Last year, one of my heroes and spiritual mentors, Jerry Bridges, went home to Glory. There is no doubt in my mind he received the “Well done” commendation from our Savior. For this reason, it was a great honor when he agreed to write the Foreword to one of my books on prayer. Here’s what he wrote:
“Why another book on prayer? It seems a new book on prayer appears so often to take its place alongside other books that have been on our shelves for a long time. So why another one? I can think of three reasons.
First, we need to be continually reminded of the basic truths of Scripture, especially in this day when we all experience information overload. We forget so easily unless we are constantly reminded. It was for this reason that, even in the early days of the New Testament church, the Apostle Peter wrote in 2 Peter 1:12, “Therefore, I will always be ready to remind you of these things, even though you already know them, and have been established in the truth which is present with you.” And this reminder is especially needed in the area of prayer. Second, prayer is hard work. Paul calls it “striving” (Rom. 15:30) and “laboring earnestly” (Col. 4:12). Even Bible study and, for the pastor or teacher, message preparation seems easier to do than to struggle in prayer. So we need continual encouragement to pray. Third, and this reason is unique to this book, Pray About Everything is directed primarily toward congregational prayer in the context of the local church. My observation is that most books on prayer tend to focus on our individual prayer lives, and even in that area we need to be reminded, instructed, and exhorted.
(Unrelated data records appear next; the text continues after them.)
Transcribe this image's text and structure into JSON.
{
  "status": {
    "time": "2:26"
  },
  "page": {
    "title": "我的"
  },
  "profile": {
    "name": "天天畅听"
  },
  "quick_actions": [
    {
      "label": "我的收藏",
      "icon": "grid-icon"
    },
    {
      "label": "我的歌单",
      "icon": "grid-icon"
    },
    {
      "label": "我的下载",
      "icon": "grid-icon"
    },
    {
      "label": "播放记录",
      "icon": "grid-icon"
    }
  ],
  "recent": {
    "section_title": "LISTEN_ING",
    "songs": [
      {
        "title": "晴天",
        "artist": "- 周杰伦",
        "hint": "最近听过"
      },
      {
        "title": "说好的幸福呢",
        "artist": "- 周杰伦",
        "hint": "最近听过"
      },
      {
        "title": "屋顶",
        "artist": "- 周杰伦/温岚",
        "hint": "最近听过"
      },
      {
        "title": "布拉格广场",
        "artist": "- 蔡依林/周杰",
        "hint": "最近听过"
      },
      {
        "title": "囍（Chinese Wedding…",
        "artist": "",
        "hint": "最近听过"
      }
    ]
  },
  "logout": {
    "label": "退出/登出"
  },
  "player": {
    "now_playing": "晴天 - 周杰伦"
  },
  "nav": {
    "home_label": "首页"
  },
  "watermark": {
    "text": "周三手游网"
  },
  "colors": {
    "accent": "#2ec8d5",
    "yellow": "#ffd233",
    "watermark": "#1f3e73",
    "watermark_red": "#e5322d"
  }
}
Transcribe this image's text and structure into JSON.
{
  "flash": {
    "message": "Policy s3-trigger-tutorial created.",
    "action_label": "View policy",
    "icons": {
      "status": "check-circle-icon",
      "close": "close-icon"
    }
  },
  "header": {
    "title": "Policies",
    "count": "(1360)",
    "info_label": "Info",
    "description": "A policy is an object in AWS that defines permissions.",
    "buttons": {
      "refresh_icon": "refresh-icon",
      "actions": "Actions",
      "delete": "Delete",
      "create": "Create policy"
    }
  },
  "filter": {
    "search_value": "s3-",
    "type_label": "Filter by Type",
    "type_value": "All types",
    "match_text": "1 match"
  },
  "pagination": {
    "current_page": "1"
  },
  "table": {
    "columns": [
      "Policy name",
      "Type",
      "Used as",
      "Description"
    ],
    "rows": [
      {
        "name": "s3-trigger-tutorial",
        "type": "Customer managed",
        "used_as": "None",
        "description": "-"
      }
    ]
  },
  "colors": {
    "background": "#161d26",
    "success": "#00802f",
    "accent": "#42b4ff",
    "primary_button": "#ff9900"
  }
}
But the whole idea of corporate prayer seems to be gradually disappearing, even among our Bible-centered evangelical churches.
We proliferate our programs while at the same time we marginalize congregational prayer. The old-fashioned Wednesday night prayer meeting has virtually disappeared. And though there is nothing sacred about Wednesday night as a prayer-meeting time, there certainly is something sacred about the corporate prayer of believers. This emphasis makes Paul Tautges’ book a valuable contribution to our theology and practice of prayer.
Paul Tautges not only encourages us to pray corporately, but he also instructs us to pray biblically. Again, my observation is that much of the congregational prayer we do engage in is basically centered on our own health and financial needs. By contrast, Pastor Tautges directs us to the prayers of the Bible, which are basically God-centered. This is a book that will prove valuable to every member of a congregation. All of us need encouragement and instruction in the discipline of prayer, and this book will help us to that end.”
Get your copy here.
*If the subject of prayer interests you then you may also want to check out my other book on reasons for unanswered prayer.